§ **Prompt**:
Pull every line of the entries that has the word "title".

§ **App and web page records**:
········
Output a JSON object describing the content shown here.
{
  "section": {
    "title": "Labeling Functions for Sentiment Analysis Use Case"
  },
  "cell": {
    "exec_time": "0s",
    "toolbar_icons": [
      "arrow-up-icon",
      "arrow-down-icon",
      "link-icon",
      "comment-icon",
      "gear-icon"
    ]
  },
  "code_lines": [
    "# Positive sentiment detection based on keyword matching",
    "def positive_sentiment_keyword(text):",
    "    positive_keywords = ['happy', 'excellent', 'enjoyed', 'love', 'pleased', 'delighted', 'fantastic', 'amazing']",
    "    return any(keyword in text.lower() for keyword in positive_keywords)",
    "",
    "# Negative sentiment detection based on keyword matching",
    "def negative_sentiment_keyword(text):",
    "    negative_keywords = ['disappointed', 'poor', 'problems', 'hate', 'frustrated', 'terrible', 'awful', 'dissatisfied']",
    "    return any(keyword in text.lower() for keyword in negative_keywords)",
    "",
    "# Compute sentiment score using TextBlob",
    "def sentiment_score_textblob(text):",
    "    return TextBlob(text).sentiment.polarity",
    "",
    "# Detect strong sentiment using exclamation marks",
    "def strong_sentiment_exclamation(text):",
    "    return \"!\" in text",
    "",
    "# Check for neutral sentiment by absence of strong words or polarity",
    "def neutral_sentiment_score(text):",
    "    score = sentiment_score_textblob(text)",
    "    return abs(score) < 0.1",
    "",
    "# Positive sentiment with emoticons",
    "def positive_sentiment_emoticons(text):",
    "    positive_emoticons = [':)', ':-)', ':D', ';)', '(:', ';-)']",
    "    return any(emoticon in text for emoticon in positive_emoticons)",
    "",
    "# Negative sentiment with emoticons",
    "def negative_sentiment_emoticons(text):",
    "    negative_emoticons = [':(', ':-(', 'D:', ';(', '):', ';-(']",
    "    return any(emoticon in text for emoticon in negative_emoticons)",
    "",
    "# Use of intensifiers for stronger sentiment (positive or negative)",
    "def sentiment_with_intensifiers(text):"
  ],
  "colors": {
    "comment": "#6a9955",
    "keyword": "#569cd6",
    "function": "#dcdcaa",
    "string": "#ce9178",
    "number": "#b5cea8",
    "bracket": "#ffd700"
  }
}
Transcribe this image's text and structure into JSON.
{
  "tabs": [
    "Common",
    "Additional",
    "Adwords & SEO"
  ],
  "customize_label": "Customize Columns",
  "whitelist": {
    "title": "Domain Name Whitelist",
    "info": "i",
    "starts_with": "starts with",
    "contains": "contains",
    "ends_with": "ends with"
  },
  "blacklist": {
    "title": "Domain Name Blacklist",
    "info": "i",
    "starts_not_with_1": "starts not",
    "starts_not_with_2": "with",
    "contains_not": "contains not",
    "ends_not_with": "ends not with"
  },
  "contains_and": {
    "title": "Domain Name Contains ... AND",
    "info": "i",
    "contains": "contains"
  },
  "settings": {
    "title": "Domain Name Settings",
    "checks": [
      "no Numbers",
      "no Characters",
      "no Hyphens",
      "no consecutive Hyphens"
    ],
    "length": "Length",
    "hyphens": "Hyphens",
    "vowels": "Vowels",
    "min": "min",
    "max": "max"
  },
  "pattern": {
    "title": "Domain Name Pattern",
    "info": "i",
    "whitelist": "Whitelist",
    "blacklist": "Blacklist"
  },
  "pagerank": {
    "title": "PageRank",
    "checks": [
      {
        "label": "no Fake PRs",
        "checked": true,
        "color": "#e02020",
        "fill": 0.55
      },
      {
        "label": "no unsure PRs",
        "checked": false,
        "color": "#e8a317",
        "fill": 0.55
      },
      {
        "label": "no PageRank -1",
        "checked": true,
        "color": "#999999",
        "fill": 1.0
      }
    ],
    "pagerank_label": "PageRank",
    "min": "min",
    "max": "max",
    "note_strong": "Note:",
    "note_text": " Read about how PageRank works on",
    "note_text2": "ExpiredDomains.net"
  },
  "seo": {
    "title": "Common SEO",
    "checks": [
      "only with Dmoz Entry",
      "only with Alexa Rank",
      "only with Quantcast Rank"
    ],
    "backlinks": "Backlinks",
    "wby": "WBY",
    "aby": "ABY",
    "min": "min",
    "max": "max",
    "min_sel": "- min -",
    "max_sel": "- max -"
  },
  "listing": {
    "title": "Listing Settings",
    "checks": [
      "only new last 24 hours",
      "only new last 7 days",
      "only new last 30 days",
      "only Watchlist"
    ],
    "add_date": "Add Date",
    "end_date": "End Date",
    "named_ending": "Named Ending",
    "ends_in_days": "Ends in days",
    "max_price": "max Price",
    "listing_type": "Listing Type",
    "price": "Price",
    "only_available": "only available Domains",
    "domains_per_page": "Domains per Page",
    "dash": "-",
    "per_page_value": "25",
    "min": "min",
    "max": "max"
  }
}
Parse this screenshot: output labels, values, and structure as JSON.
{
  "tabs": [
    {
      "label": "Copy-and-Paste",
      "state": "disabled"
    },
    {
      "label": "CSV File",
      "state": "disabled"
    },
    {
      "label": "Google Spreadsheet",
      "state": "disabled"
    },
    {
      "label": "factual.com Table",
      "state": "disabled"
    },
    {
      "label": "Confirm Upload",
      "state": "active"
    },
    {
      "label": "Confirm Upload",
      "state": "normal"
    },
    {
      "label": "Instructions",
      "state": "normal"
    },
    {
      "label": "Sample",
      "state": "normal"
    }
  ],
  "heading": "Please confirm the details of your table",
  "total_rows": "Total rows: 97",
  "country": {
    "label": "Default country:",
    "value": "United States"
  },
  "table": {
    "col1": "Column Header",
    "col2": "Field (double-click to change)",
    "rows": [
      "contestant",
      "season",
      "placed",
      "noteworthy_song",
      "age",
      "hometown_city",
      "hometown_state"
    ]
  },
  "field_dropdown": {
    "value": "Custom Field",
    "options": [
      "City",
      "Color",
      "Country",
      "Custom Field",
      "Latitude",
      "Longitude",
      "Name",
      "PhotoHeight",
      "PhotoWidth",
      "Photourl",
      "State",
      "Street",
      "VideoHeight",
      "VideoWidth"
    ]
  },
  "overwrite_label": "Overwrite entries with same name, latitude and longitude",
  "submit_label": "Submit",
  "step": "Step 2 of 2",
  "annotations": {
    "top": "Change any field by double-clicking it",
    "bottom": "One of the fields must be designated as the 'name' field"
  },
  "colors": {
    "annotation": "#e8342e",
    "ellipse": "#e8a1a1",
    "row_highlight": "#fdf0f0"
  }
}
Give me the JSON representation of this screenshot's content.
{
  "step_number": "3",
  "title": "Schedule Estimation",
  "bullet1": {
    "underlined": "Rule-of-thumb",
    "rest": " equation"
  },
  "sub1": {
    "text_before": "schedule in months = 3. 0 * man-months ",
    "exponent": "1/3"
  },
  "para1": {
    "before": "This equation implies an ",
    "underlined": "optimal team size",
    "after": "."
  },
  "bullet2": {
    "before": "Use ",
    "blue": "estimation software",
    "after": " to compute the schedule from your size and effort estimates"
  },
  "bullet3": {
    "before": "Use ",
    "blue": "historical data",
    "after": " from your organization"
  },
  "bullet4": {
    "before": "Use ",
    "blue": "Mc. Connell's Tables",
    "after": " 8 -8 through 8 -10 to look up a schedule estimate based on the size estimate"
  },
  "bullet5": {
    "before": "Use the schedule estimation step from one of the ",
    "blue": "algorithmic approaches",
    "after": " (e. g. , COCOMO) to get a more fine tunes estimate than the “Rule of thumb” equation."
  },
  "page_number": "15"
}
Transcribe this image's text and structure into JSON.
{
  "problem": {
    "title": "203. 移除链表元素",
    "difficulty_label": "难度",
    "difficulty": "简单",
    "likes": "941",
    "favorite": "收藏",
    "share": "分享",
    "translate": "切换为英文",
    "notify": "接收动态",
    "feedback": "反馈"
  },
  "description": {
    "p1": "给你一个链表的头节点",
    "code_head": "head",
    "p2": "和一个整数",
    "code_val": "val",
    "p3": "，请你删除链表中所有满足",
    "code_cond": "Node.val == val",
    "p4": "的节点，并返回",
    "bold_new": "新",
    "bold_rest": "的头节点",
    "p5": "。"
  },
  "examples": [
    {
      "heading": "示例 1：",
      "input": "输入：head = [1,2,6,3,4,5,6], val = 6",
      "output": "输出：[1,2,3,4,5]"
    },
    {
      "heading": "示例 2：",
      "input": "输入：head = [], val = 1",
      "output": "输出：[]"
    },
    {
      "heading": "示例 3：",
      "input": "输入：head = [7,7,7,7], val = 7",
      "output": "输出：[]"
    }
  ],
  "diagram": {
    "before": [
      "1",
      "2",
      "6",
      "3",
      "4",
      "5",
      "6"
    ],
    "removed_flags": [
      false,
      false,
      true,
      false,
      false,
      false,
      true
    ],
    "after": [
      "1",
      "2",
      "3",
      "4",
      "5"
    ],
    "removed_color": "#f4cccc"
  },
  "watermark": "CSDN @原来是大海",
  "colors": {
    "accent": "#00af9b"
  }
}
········
§ **Reply to the task**:
    "title": "Labeling Functions for Sentiment Analysis Use Case"
    "title": "Domain Name Whitelist",
    "title": "Domain Name Blacklist",
    "title": "Domain Name Contains ... AND",
    "title": "Domain Name Settings",
    "title": "Domain Name Pattern",
    "title": "PageRank",
    "title": "Common SEO",
    "title": "Listing Settings",
  "title": "Schedule Estimation",
    "title": "203. 移除链表元素",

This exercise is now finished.